Livestock and other beneficial organisms for weed management
B. Frick, E. Johnson - Scott Research Farm
Many plants considered weeds in agricultural crops are actually highly nutritious and palatable plants. Can livestock use weeds? Can we integrate livestock and other weed eating animals into a weed control strategy?
On mixed farms, livestock may be used directly to graze weeds, or consume mown weeds, chaff, and screenings. Goats are browsers, and are especially good at controlling woody plants, such as aspen or rose. Goats also eat thistles. Sheep can effectively control leafy spurge. Once they acquire a taste for it, sheep consume large quantities of spurge, which gives them nutritious forage. Sheep are especially good for weed control, as they graze close to the ground, and will readily eat thistles. In legume crops, sheep will graze out grassy weeds. Geese have been used in garden plots to control grassy weeds. Weeder geese can be used (at five to six geese/hectare) after crops grow too large for birds to eat. Hogs, at 24 animals/hectare, can control perennial weeds between cropping seasons in fenced fields. Cattle and sheep can be used for early grazing to prevent weed growth. Weed regrowth faces strong competition from legumes and grasses in pasture. If livestock are used to graze mature weeds, or to dispose of screenings or chaff, digestion will destroy many, but not all, weed seeds.
Livestock also have indirect benefits in a weed management system. Livestock reclaim otherwise-useless things like screenings, chaff, patches mown for weed control, and these practices become more viable for the producer.
Long-term rotations that include a perennial offer distinct benefits to soil quality and weed management. Currently, the usual way to get alfalfa or another perennial legume back into the rotation is to include livestock as part of the production system. Options that generate the ‘livestock advantage’ without livestock might also be pursued. For instance, dehy and seed alfalfa producers might develop partnerships with livestock producers.Beneficial creatures other than livestock may also be important in weed management. They can be encouraged by maintaining habitat for them. This might include reducing tillage, maintaining shelterbelts and wooded refuges, sloughs, or borders, and leaving unbroken native land. Blind use of refuge habitats is risky, because it is difficult to determine, at first, if creatures harbored this way are beneficial or harmful. However, careful observation should help make that decision. Our usual habit of viewing all non-domesticated creatures as pests may be cautious, but it is unwarranted.
Biological agents in the soil can also affect competitive relationships among crops and weeds. Some biological agents are available to improve crop growth, such as the rhizobial inoculants used with legumes to support nodulation or the fungal organism of Penicllium billai to solubilize inorganic phosphorus in the soil. Arbuscular mycorrhizae (AM) can benefit plants by facilitating nutrient uptake and improve growth and yield. These mycorrhizae benefit some species such as cereals and legumes over species that do not associate with them, such as wild mustard, lamb’s quarters, wild buckwheat, tame mustard, canola and quinoa.

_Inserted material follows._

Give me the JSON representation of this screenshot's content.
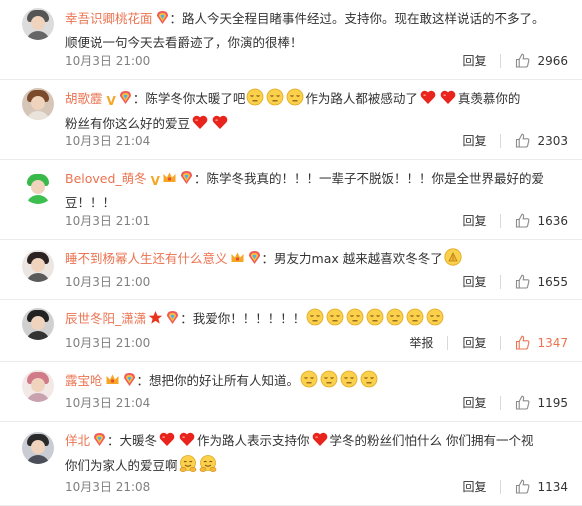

Other soil organisms can be directly detrimental to weeds. Seed-borne bacteria may effectively reduce dormant weed seed populations. Rhizobacteria have potential to reduce the vigor of grass weeds in cereal crops. Applying microbial agents to control weeds may prove useful in the future. Reducing tillage might foster growth of these bacteria, which actively grow on crop residues, and are favored by the cooler, moister environment the residues generate.
Helpful insects can be encouraged by providing habitat, such as shelterbelts and ground cover. Increased weed seed predation has been observed with cover crops. Reader reported that groundcover restricted seedling emergence by providing a habitat for seed predators. High numbers of insects, snails, slugs, and voles were reported in heavy residues of rye and hairy vetch and it was felt that these organisms’ feeding decreased the number of weed seedlings. Some carabid insects show a preference for species of foxtail.
Livestock can be useful in weed management both as direct consumers of weeds, and because livestock provide cost recovery for some weed management practices such as chaff collection or mowing. Other beneficial organisms can be encouraged by leaving natural environments within the farm ecosystem, by reducing tillage, and by using chemicals judiciously.
Funding provided by the Canada-Saskatchewan Agri-Food Innovation Fund
Originally published in Research Report 2002, Canada-Saskatchewan Agri-Food Innovation Fund